Yet there are some historians who have said that Western historians have imposed an overly imperialistic view of history on South-East Asia. In the 1980s, there were some who doubted that Sriwijaya had existed at all, writing articles such as, “Sriwijaya: Myth or Reality?” Others have taken the more moderate view that it existed but it was a very loose trade confederation rather than a true kingdom or thassalocracy. They argue that the vast sea-voyages from Palembang to Chaiya mitigated against the possibility of any sort of direct control being exercised. Panpan only went under the Sriwijayan umbrella in the broadest of senses.
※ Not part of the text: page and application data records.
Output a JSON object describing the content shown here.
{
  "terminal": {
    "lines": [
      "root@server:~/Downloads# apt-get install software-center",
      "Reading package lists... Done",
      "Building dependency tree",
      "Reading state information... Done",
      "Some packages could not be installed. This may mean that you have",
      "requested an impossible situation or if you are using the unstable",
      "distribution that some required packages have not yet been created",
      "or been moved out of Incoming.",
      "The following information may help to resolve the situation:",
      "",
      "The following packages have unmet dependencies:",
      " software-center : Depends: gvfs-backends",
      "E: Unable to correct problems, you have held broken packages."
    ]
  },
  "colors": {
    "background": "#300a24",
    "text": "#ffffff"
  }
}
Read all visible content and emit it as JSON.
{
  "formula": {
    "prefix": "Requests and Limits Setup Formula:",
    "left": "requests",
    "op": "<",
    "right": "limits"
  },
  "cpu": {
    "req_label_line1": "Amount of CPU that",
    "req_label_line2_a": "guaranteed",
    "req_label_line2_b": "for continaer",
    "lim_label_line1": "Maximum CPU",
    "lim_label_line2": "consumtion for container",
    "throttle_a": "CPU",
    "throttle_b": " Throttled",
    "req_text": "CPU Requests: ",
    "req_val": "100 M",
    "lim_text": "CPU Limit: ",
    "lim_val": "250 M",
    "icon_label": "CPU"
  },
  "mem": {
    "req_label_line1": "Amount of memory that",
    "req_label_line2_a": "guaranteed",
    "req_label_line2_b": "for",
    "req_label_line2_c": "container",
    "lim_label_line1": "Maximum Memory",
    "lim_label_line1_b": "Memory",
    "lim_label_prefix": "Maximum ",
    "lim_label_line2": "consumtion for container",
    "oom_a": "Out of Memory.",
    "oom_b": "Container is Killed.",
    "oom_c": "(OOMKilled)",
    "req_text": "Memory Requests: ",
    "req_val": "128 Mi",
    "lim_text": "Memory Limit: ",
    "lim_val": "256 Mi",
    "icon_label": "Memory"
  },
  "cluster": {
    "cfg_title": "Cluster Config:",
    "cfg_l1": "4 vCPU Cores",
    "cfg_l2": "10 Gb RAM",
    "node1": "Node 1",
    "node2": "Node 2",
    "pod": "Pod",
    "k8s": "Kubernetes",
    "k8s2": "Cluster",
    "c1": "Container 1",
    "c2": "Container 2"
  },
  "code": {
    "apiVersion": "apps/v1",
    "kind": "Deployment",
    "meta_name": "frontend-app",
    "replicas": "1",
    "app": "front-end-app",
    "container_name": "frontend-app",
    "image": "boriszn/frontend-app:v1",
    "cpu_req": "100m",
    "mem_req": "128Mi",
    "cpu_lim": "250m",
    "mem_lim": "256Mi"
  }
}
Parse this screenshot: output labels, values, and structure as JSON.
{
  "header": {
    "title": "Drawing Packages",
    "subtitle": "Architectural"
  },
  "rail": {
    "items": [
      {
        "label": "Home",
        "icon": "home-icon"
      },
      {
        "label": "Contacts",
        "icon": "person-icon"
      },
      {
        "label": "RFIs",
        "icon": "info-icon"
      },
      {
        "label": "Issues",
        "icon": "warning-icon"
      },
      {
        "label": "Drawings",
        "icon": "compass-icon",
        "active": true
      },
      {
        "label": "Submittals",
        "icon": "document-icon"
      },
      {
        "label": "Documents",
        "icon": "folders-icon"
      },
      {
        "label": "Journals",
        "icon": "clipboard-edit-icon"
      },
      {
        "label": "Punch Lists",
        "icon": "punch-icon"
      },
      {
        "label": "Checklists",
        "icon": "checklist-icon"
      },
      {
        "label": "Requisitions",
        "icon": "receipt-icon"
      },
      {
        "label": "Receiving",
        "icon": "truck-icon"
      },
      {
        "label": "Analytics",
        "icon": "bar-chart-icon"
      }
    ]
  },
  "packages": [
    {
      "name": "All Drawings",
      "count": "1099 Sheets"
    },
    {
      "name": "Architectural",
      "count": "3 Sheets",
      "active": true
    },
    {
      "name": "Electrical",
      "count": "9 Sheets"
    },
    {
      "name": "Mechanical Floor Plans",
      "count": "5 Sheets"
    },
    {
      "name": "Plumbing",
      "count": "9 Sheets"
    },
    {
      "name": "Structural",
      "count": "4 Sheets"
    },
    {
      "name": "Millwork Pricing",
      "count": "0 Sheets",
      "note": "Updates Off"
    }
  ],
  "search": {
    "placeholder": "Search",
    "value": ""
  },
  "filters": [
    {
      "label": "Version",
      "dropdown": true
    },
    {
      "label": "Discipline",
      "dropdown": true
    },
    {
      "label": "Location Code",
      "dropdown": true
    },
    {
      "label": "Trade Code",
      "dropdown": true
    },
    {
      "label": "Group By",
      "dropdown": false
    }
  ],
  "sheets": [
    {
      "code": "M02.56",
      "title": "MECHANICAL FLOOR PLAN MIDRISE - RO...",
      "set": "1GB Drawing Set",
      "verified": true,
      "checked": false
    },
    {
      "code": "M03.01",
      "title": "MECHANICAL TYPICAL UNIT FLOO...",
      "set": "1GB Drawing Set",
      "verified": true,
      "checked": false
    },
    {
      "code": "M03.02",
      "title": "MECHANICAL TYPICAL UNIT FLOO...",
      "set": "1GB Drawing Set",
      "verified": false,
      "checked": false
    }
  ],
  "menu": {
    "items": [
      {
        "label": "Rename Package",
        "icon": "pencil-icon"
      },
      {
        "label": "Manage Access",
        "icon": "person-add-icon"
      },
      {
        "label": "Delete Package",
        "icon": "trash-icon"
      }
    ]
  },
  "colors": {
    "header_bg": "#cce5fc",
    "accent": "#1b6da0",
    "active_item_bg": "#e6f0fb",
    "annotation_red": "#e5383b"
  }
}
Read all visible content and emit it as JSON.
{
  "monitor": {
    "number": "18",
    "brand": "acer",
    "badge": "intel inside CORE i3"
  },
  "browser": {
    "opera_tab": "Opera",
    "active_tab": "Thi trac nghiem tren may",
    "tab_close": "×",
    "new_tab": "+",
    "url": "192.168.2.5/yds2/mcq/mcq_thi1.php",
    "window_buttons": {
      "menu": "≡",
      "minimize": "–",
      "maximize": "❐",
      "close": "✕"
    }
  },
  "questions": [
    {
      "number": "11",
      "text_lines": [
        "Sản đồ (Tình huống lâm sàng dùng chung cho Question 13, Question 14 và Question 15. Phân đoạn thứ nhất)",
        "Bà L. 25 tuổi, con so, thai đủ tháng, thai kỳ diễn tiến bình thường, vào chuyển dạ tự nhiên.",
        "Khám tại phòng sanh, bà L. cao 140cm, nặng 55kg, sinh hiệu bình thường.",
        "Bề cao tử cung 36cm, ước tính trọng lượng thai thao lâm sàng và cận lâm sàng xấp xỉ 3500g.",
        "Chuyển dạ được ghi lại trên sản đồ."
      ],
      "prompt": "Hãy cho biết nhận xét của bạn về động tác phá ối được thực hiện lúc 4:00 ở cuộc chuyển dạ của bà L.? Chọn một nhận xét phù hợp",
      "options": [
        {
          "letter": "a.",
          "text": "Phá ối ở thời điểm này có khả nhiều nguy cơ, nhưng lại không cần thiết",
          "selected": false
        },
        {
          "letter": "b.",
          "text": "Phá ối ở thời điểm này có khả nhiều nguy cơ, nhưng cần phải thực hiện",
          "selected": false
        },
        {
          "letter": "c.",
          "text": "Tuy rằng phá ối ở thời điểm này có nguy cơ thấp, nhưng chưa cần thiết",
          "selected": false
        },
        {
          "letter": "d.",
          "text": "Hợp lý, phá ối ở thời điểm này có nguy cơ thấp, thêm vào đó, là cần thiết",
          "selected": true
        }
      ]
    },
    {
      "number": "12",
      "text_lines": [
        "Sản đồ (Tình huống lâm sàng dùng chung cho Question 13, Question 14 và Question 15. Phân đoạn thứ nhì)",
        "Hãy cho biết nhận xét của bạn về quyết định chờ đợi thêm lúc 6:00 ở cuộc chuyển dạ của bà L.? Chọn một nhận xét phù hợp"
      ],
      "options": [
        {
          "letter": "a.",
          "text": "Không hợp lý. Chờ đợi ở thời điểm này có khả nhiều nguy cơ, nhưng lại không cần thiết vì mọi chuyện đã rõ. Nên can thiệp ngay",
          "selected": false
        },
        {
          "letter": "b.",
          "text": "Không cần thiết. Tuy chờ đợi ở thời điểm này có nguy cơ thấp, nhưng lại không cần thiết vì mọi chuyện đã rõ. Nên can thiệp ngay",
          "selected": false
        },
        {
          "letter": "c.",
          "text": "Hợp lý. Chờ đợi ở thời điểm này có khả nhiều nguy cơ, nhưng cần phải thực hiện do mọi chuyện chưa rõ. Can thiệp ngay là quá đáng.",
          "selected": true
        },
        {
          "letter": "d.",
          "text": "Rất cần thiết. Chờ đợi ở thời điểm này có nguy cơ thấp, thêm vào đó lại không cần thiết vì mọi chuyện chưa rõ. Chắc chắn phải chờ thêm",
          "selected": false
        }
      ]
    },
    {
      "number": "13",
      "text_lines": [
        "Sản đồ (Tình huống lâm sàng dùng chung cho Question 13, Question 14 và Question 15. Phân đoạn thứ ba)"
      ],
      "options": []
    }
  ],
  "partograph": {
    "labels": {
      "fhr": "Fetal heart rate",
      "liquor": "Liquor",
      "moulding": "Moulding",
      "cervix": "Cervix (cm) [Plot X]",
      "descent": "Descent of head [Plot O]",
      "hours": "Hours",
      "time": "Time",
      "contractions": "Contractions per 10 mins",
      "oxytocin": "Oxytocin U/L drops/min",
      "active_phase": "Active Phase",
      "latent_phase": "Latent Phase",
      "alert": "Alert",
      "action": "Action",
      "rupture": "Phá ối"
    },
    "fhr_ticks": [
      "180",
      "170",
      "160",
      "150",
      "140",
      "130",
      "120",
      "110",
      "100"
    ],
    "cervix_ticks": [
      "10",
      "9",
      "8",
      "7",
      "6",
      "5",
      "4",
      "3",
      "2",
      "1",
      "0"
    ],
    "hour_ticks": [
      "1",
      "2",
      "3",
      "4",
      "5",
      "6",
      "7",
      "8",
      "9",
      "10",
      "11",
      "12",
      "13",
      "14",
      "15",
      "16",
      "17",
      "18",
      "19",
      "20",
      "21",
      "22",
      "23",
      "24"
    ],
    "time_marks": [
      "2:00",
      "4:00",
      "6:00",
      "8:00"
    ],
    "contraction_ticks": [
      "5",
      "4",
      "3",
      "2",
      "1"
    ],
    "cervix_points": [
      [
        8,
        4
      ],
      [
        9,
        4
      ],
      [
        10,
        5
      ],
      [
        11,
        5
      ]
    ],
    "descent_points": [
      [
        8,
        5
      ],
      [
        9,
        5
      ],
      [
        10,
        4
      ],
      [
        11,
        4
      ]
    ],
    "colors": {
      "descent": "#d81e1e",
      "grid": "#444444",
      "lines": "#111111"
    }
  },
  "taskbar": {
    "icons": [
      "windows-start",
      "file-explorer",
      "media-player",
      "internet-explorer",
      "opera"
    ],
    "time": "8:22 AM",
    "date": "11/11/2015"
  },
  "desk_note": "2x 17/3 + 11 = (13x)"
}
It may have stopped sending diplomatic missions to China, for example, but it continued to exercise its own daily affairs.

One fact that supports this view is that Hinduism continued to be practiced in the territory of the former Panpan well after it passed under nominal Sriwijayan control. The whole area between Chiaya and Songkhla on the Gulf of Thailand has continued to turn up lingas, yonis and statues of Hindu dieties ranging from the ninth to thirteenth centuries, indicating that there was no strict imposition of the Buddhist faith of the subjects of Sriwijaya. Local cults of various Hindu deities continued to flourish not only in the major settlements of the peninsula but also in the hinterlands. One particularly interesting example is the Bhairava of Wiang Sa, a forested district inland from the Bay of Bandon.

Bhairava was the fearsome, annihilating aspect of Shiva and his cult was popular in Tamil Nadu during the tenth and eleventh centuries. There are memorable depictions of Bhairava from the great Cola temple of Thanjavur and his cult was also popular in Nepal. He usually has a fearsome visage with bulging eyes and long fangs, and he carries a skull, a trident, a drum and a noose. He is naked apart from some garlands around his neck. Bhairava is often accompanied by a hunting dog, who is sometimes depicted licking the blood of one of Bhairava’s victims off the ground.

The Bhairava of Wiang Sa

Most of these elements are present in the Bhairava of Wiang Sa, Surat Thani. He has a third eye in his forehead and his flaming hair creates a wild impression. His nakedness is only covered by a long garland which falls as far as the knees and he wears heavy anklets. Of the four iconic items he carries, the trident is most clearly discerned. You can also see a wolf-like dog’s head to one side, presumably looking down at a pool of blood on the ground. Overall, the workmanship is said to be mediocre, with the proportions being somewhat awkward. This may have reflected the fact it is produced at a workshop far from the royal court to serve a local cult. The statue is 55 centimetres tall and it is now kept in the National Museum in Bangkok, where it is now presented as an example of Sriwijayan Art. Yet it is not really clear what it has to do with Palembang. What it really shows is that Hinduism continued to flourish in the former Panpan after it passed under the umbrella of Sriwijaya’s confederacy.